You know how sometimes you pick up a book and know you’re going to love it before you’ve even finished the first chapter?
That was Warm Bodies for me. I’ve been obsessed with zombies for as long as I’ve known what a zombie was, from “they’re coming to get you, Barbara” to rage virus infected monkeys, mostly because zombies terrify me and so I want to be as prepared as possible for the impending zombie apocalypse, meaning I will read or watch or DEVOUR (mmm, brains) anything zombie-related, out of self-preservation at the very least.
I did things in the wrong order, however, as I so often do, and saw the movie before I read the book. It’s not that I didn’t WANT to read the book first, it’s just that I’d had it reserved at the library and it didn’t come in until after I saw the movie. And, sure, LOGICALLY, I could have just put off seeing the movie until the book came in but I really wanted popcorn, you guys, I’m sorry.
The book ended up coming in the next day, and if it had only come a few days earlier, I totally would have had it finished by movie time.

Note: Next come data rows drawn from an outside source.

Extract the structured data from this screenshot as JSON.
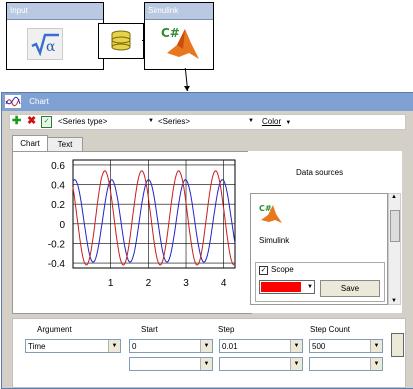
{
  "diagram": {
    "input_block": {
      "title": "Input",
      "icon": "sqrt-alpha-icon"
    },
    "database_icon": "database-icon",
    "simulink_block": {
      "title": "Simulink",
      "icon": "csharp-matlab-icon"
    }
  },
  "window": {
    "title": "Chart",
    "icon": "chart-icon"
  },
  "toolbar": {
    "add_icon": "plus-icon",
    "delete_icon": "delete-icon",
    "properties_icon": "properties-icon",
    "series_type": "<Series type>",
    "series": "<Series>",
    "color_label": "Color"
  },
  "tabs": [
    {
      "label": "Chart"
    },
    {
      "label": "Text"
    }
  ],
  "chart_data": {
    "type": "line",
    "title": "",
    "xlabel": "",
    "ylabel": "",
    "xlim": [
      0,
      4.3
    ],
    "ylim": [
      -0.45,
      0.65
    ],
    "x_ticks": [
      "1",
      "2",
      "3",
      "4"
    ],
    "x_tick_values": [
      1,
      2,
      3,
      4
    ],
    "y_ticks": [
      "0.6",
      "0.4",
      "0.2",
      "0",
      "-0.2",
      "-0.4"
    ],
    "y_tick_values": [
      0.6,
      0.4,
      0.2,
      0,
      -0.2,
      -0.4
    ],
    "grid": true,
    "series": [
      {
        "color": "#2222c8",
        "amplitude": 0.42,
        "period": 0.98,
        "phase": -0.2,
        "offset": 0.03
      },
      {
        "color": "#c81e1e",
        "amplitude": 0.48,
        "period": 0.98,
        "phase": 0.6,
        "offset": 0.06
      }
    ]
  },
  "data_sources": {
    "heading": "Data sources",
    "source_label": "Simulink",
    "source_icon": "csharp-matlab-icon",
    "scope_label": "Scope",
    "scope_checked": true,
    "scope_color": "#ff0000",
    "save_label": "Save"
  },
  "bottom": {
    "headers": {
      "argument": "Argument",
      "start": "Start",
      "step": "Step",
      "step_count": "Step Count"
    },
    "argument_value": "Time",
    "start_value": "0",
    "step_value": "0.01",
    "step_count_value": "500"
  }
}
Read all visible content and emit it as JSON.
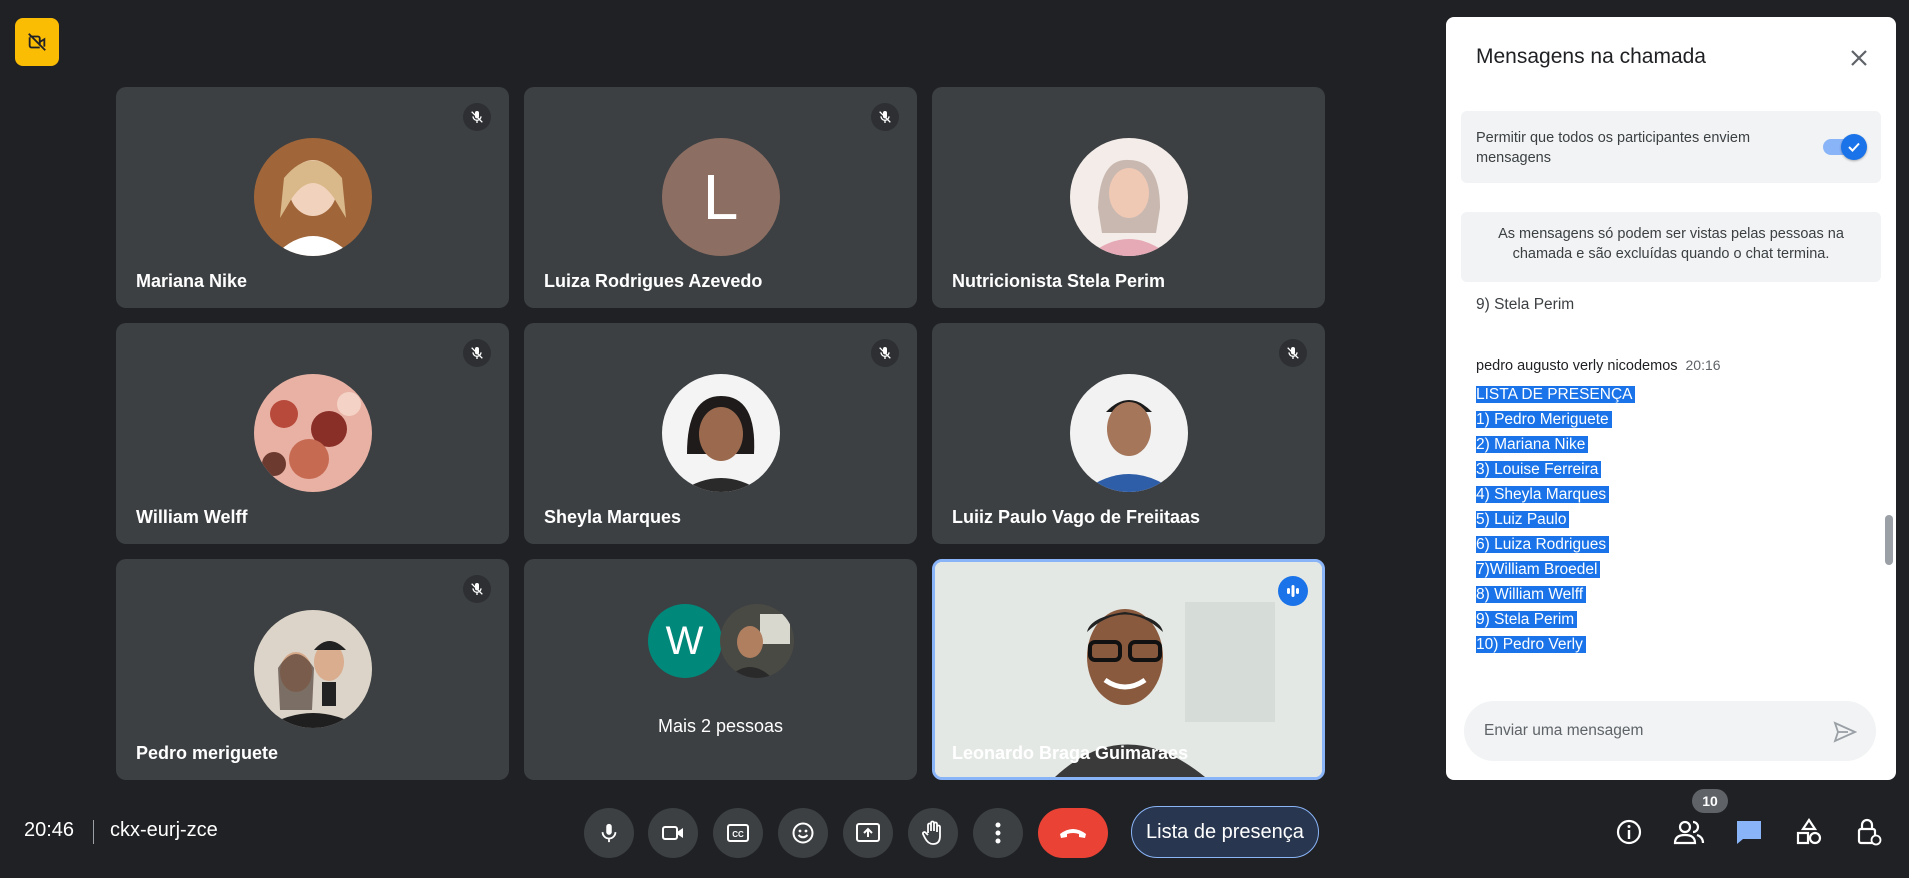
{
  "participants": [
    {
      "name": "Mariana Nike",
      "muted": true
    },
    {
      "name": "Luiza Rodrigues Azevedo",
      "muted": true,
      "initial": "L"
    },
    {
      "name": "Nutricionista Stela Perim",
      "muted": false
    },
    {
      "name": "William Welff",
      "muted": true
    },
    {
      "name": "Sheyla Marques",
      "muted": true
    },
    {
      "name": "Luiiz Paulo Vago de Freiitaas",
      "muted": true
    },
    {
      "name": "Pedro meriguete",
      "muted": true
    },
    {
      "name": "Mais 2 pessoas",
      "initial": "W"
    },
    {
      "name": "Leonardo Braga Guimaraes",
      "speaking": true
    }
  ],
  "chat": {
    "title": "Mensagens na chamada",
    "permit_text": "Permitir que todos os participantes enviem mensagens",
    "permit_enabled": true,
    "notice": "As mensagens só podem ser vistas pelas pessoas na chamada e são excluídas quando o chat termina.",
    "previous_line": "9) Stela Perim",
    "message": {
      "author": "pedro augusto verly nicodemos",
      "time": "20:16",
      "lines": [
        "LISTA DE PRESENÇA",
        "1) Pedro Meriguete",
        "2) Mariana Nike",
        "3) Louise Ferreira",
        "4) Sheyla Marques",
        "5) Luiz Paulo",
        "6) Luiza Rodrigues",
        "7)William Broedel",
        "8) William Welff",
        "9) Stela Perim",
        "10) Pedro Verly"
      ]
    },
    "input_placeholder": "Enviar uma mensagem"
  },
  "bottom_bar": {
    "clock": "20:46",
    "meeting_code": "ckx-eurj-zce",
    "activity_button": "Lista de presença",
    "people_count": "10"
  },
  "colors": {
    "background": "#202124",
    "tile": "#3c4043",
    "accent": "#1a73e8",
    "end_call": "#ea4335",
    "badge": "#fbbc04"
  },
  "icons": [
    "camera-off-icon",
    "mic-off-icon",
    "mic-icon",
    "camera-icon",
    "captions-icon",
    "emoji-icon",
    "present-icon",
    "raise-hand-icon",
    "more-options-icon",
    "end-call-icon",
    "info-icon",
    "people-icon",
    "chat-icon",
    "activities-icon",
    "host-controls-icon",
    "close-icon",
    "send-icon",
    "check-icon",
    "speaking-icon"
  ]
}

In the end, I don’t think it mattered much. I loved the movie, I loved the book, and the two were similar enough that I only loved the book more by a teeny tiny bit, and that’s because, in the book, I got to live inside the zombie’s head. Sure, there were voiceovers in the movie but it’s not quite the same, you know?
Warm Bodies tells the story of a young zombie named R, named so because he can’t remember his real name. He doesn’t recall how he became a zombie and he doesn’t know how long he’s been a zombie. R meets a young (and live!) woman named Julie when he and his zombie friends attack Julie’s group. R eats Julie’s boyfriend, Perry, and, upon tasting Perry’s brain, R absorbs his memories and falls in love with Julie, going to great lengths to protect her for the rest of the book.
I loved this new spin on the zombie tale, a difficult endeavor, really, in this zombie-saturated landscape. Much like Shaun of the Dead, Warm Bodies is funny, much funnier than I expected, and the people, even the zombies, feel like actual human (or, you know, human-like) people. The zombie threat is real but there’s a real heart to the story, a cold, dead, zombie heart that warms and starts beating as the story unfolds.
This isn’t the Walking Dead, so those of you who need a little hope with your apocalypse will get that. Also, I don’t know about you, but I spent most of my time reading Walking Dead wishing that I could punch most of the characters in the face. There was no problem with that in Warm Bodies, as I deeply enjoyed the characters, especially the zombies. R, though he is a zombie, has a best friend named M (played by Rob Corddry in the movie to absolute perfection), and (in the book), even has a wife and children, assigned to him by the Boneys, the longest-dead zombies who have lost all traces of humanity.
Something I loved about Warm Bodies was that the zombies, though undead and slaves to the inevitable brain-hunger, still held onto some basic human conventions, much like how the zombies in Shaun of the Dead were able to perform the same rudimentary tasks they’d done in life. The Warm Bodies zombies go to church together, have a school of sorts (how else to teach zombie children how to kill humans?), some zombies get married and are given children, and still others even attempt some undead schmexy times (you can imagine how successful that was).
R, as he spends more time with Julie (and inside Perry’s mind, which he can access by eating the bits of Perry’s brain that he keeps in his pocket, YUMMY), starts becoming less zombie-like and more human. It’s a nice thought, that should we end up lurching about, all undead-like, we could still come back from it. Nice and hopeful, just how I like it.
If there was anything missing for me, it was just that I wanted to know how the zombie apocalypse had come about this time. But I didn’t find the book lacking because it didn’t provide this information. That’s just my preference. I always want to know how it happened. Otherwise how will we prevent it?